There were three rows of classrooms with the headmaster’s office situated in the middle of one of them.  Behind were the hostels, one for boys and one for girls.  Weekly boarders came from the surrounding farms, cattle ranches of up to thirty thousand acres, maize and tobacco farms.   Gold was what had brought the pioneers to Southern Rhodesia in 1890 but by the mid 1950’s gold leaf tobacco exports were more than twice gold exports.

The Naudes, the Fowlers, and the Sinclairs  were farming families.  The Sinclair’s house had been built on the edge of the Bembezaan River as a retreat for King George VI and Queen Elizabeth’s Royal tour in 1947. It had a hundred steps down from the front door to the bank of the river and had a magnificent Gone with the Wind staircase.  But the king was too ill to avail himself of it.  The Fletchers had an egg farm and their lanky son Robby was home-schooled until Standard 5, a rare exception to the boarding school rule.

Around Que Que  there were recorded 295 gold ‘small workings’ and some children boarded at the school like Allan Bull.   But most of the day-scholars were from the The Globe and Phoenix Mine that was the foundation of the town pegged in 1894 and established in 1900.   The Menhinicks, the Bothas, the Owens, the Christenson’s, were all mineworkers of one sort or another while Mr. Allen was the accountant.  Mr. Smith ran the Que Que Stores Globe and Phoenix native concession store and of course Dr. Hirsch was the mine doctor.  The Lyons owned an insurance agency and Mrs. Lyon grew her own flowers on their farm and owned a florist shop.  Mr. Gillham worked at the steelworks and Mrs. Gillham, a feisty Italian, owned a milk bar in Redcliff. Gangly Padre Lloyd, who seemed never to brush his hair, was the minister of St. Stephens Presbyterian Church.

Secondary industries were developing as a result of the iron and steelworks from at nearby Redcliff.  William Buenk joined us in Standard 4.  He was not Afrikaans, like a number of others in our class, but straight from Holland.
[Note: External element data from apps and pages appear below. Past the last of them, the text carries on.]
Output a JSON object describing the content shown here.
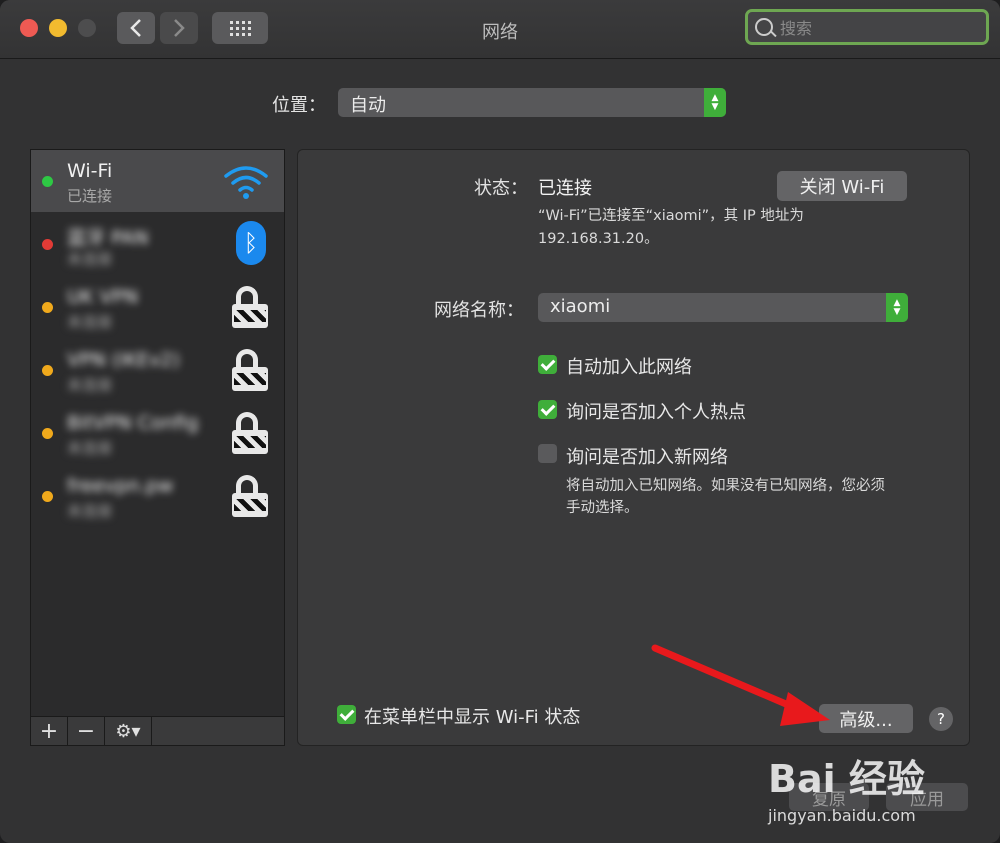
{
  "window": {
    "title": "网络"
  },
  "search": {
    "placeholder": "搜索"
  },
  "location": {
    "label": "位置：",
    "value": "自动"
  },
  "sidebar": {
    "items": [
      {
        "name": "Wi-Fi",
        "status": "已连接",
        "status_color": "#2ec844",
        "icon": "wifi-icon"
      },
      {
        "name": "蓝牙 PAN",
        "status": "未连接",
        "status_color": "#e23b36",
        "icon": "bluetooth-icon"
      },
      {
        "name": "UK VPN",
        "status": "未连接",
        "status_color": "#f0a91c",
        "icon": "lock-icon"
      },
      {
        "name": "VPN (IKEv2)",
        "status": "未连接",
        "status_color": "#f0a91c",
        "icon": "lock-icon"
      },
      {
        "name": "BitVPN Config",
        "status": "未连接",
        "status_color": "#f0a91c",
        "icon": "lock-icon"
      },
      {
        "name": "freevpn.pw",
        "status": "未连接",
        "status_color": "#f0a91c",
        "icon": "lock-icon"
      }
    ]
  },
  "detail": {
    "status_label": "状态：",
    "status_value": "已连接",
    "turn_off_button": "关闭 Wi-Fi",
    "status_desc_line1": "“Wi-Fi”已连接至“xiaomi”，其 IP 地址为",
    "status_desc_line2": "192.168.31.20。",
    "network_name_label": "网络名称：",
    "network_name_value": "xiaomi",
    "auto_join_label": "自动加入此网络",
    "ask_hotspot_label": "询问是否加入个人热点",
    "ask_new_label": "询问是否加入新网络",
    "ask_new_desc_line1": "将自动加入已知网络。如果没有已知网络，您必须",
    "ask_new_desc_line2": "手动选择。",
    "menubar_label": "在菜单栏中显示 Wi-Fi 状态",
    "advanced_button": "高级...",
    "help_button": "?"
  },
  "footer": {
    "revert": "复原",
    "apply": "应用"
  },
  "watermark": {
    "logo": "Bai 经验",
    "url": "jingyan.baidu.com"
  },
  "colors": {
    "accent": "#3fae3a",
    "annotation_arrow": "#e8191c"
  }
}
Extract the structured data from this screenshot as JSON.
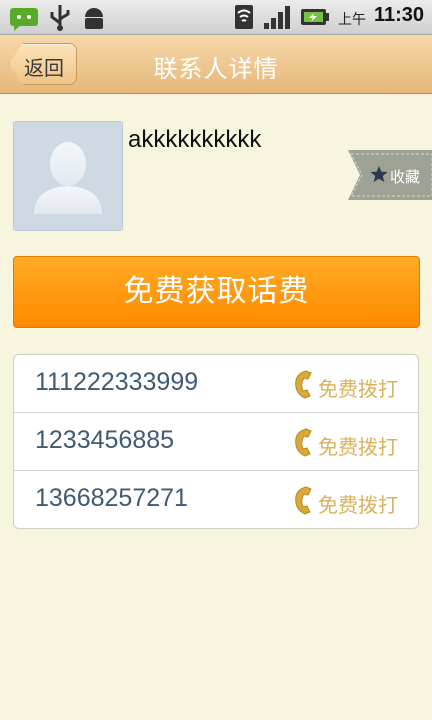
{
  "status_bar": {
    "ampm": "上午",
    "time": "11:30"
  },
  "title_bar": {
    "back_label": "返回",
    "title": "联系人详情"
  },
  "contact": {
    "name": "akkkkkkkkkk",
    "favorite_label": "收藏"
  },
  "cta": {
    "label": "免费获取话费"
  },
  "phones": [
    {
      "number": "111222333999",
      "action": "免费拨打"
    },
    {
      "number": "1233456885",
      "action": "免费拨打"
    },
    {
      "number": "13668257271",
      "action": "免费拨打"
    }
  ],
  "colors": {
    "background": "#f7f5dd",
    "title_bar": "#e6b77a",
    "cta": "#ff8a00",
    "phone_number": "#3f5b73",
    "call_action": "#d8b25c"
  }
}
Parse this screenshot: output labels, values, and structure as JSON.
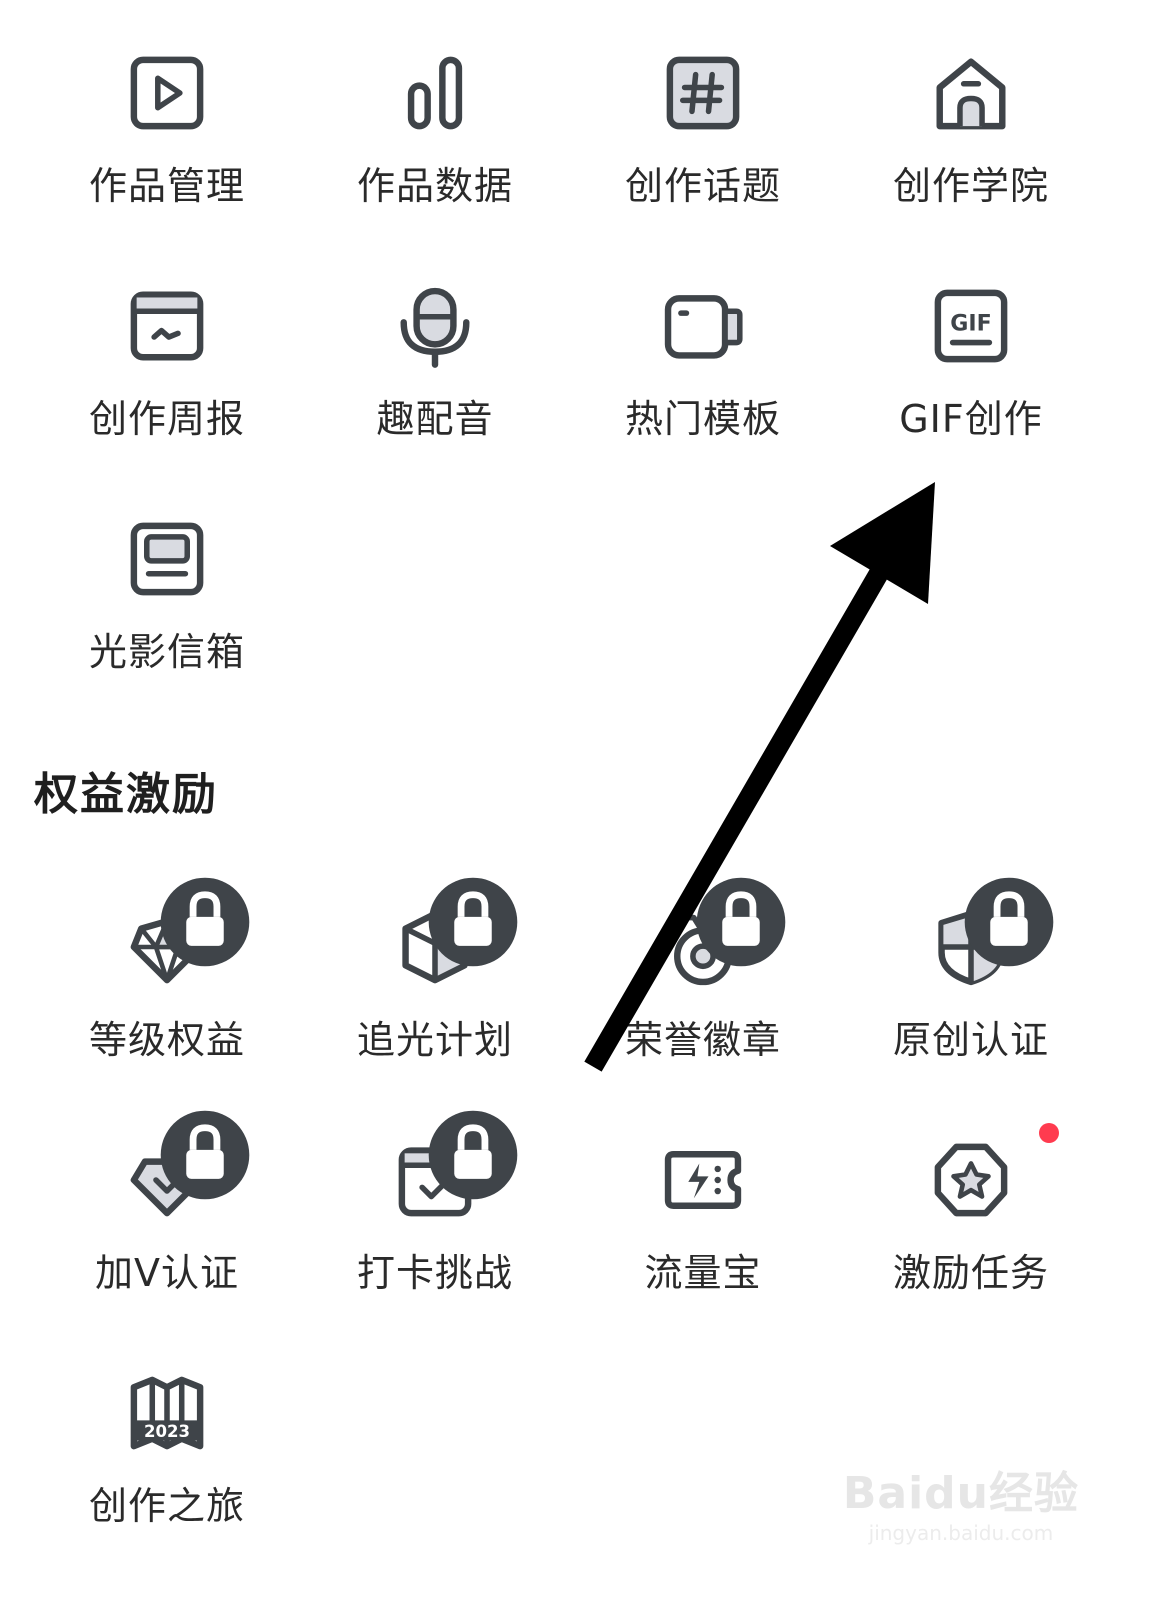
{
  "create_tools": [
    {
      "label": "作品管理",
      "icon": "play-square-icon"
    },
    {
      "label": "作品数据",
      "icon": "bar-chart-icon"
    },
    {
      "label": "创作话题",
      "icon": "hashtag-icon"
    },
    {
      "label": "创作学院",
      "icon": "house-icon"
    },
    {
      "label": "创作周报",
      "icon": "report-window-icon"
    },
    {
      "label": "趣配音",
      "icon": "microphone-icon"
    },
    {
      "label": "热门模板",
      "icon": "camera-template-icon"
    },
    {
      "label": "GIF创作",
      "icon": "gif-icon"
    },
    {
      "label": "光影信箱",
      "icon": "mailbox-icon"
    }
  ],
  "rights_section": {
    "title": "权益激励",
    "items": [
      {
        "label": "等级权益",
        "icon": "diamond-icon",
        "locked": true
      },
      {
        "label": "追光计划",
        "icon": "cube-icon",
        "locked": true
      },
      {
        "label": "荣誉徽章",
        "icon": "badge-icon",
        "locked": true
      },
      {
        "label": "原创认证",
        "icon": "shield-icon",
        "locked": true
      },
      {
        "label": "加V认证",
        "icon": "v-heart-icon",
        "locked": true
      },
      {
        "label": "打卡挑战",
        "icon": "calendar-check-icon",
        "locked": true
      },
      {
        "label": "流量宝",
        "icon": "lightning-ticket-icon",
        "locked": false
      },
      {
        "label": "激励任务",
        "icon": "star-octagon-icon",
        "locked": false,
        "notification_dot": true
      },
      {
        "label": "创作之旅",
        "icon": "map-2023-icon",
        "locked": false,
        "icon_text": "2023"
      }
    ]
  },
  "watermark": {
    "main": "Baidu经验",
    "sub": "jingyan.baidu.com"
  },
  "colors": {
    "icon_stroke": "#3f4449",
    "icon_fill": "#d9dbe1",
    "dot": "#ff3b4f",
    "arrow": "#000000"
  }
}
He wore clogs to school.  What a ribbing he received!  Unlike America that prizes individualism, we were a cruel lot and conformist.  We wore uniforms to school.

Our school teacher was Mr. Clelland, fresh from Hastings, England.  Instead of learning about the Matabele Wars of 1893 and 1896, which were really exciting, we learned about William the Conquer and the Battle of Hastings in 1066.   He let us know in no uncertain terms that it was far better to be British than a colonial and never let us forget it.  He screwed up his eyes and his buck teeth protruded from fleshy lips.  We often wondered why he’d ever ventured out to the middle of nowhere.

He set us all up with pen friends there and monitored our every word of correspondence.  He had set ideas about the King’s English too, and did his best to improve our elocution.  He thought we did a deplorable job of covering our text and exercise books and taught us how to do it properly with new brown paper and envelope corners like hospital beds.  My mother insisted cut up brown paper bags were good enough and this was quite an unnecessary expense and busy-work.

But Mr. Clelland’s greatest challenge was Jennifer Sinclair and me.  We cried when we could not do our sums.  This was a great source of consternation for him.  My brother, David, was skipping a class, but he needed to skip another two to join me at my school desk.  I cribbed off my best friend Wendy Allen, who was top of the class every year, but when it came to quiz time, Jennifer and I were the last ones standing because we couldn’t come up with any answers.

Mr. Barker was our tall and handsome headmaster. I got to know him well when Padre Mullet of St. Luke’s Anglican Church was temporarily replaced.   His replacement  preached that the Jews killed Jesus.  I abruptly dropped my regular Sunday school attendance. I was excused our twice-weekly compulsory denominational religious classes at school and ran errands for Mr. Baker instead.

I’d love to know what happened to my classmates.

Past due time to acknowledge my support team: sons Andrew and Jonathan Davis for a brand new computer.  Andrew for web design and continued IT support, brother David Hirsch for ruthless editing and lively debate and of course obliging husband Jan Polisensky for scanning and home cooked meals.  Thanks too to my readers for staying the course and interacting.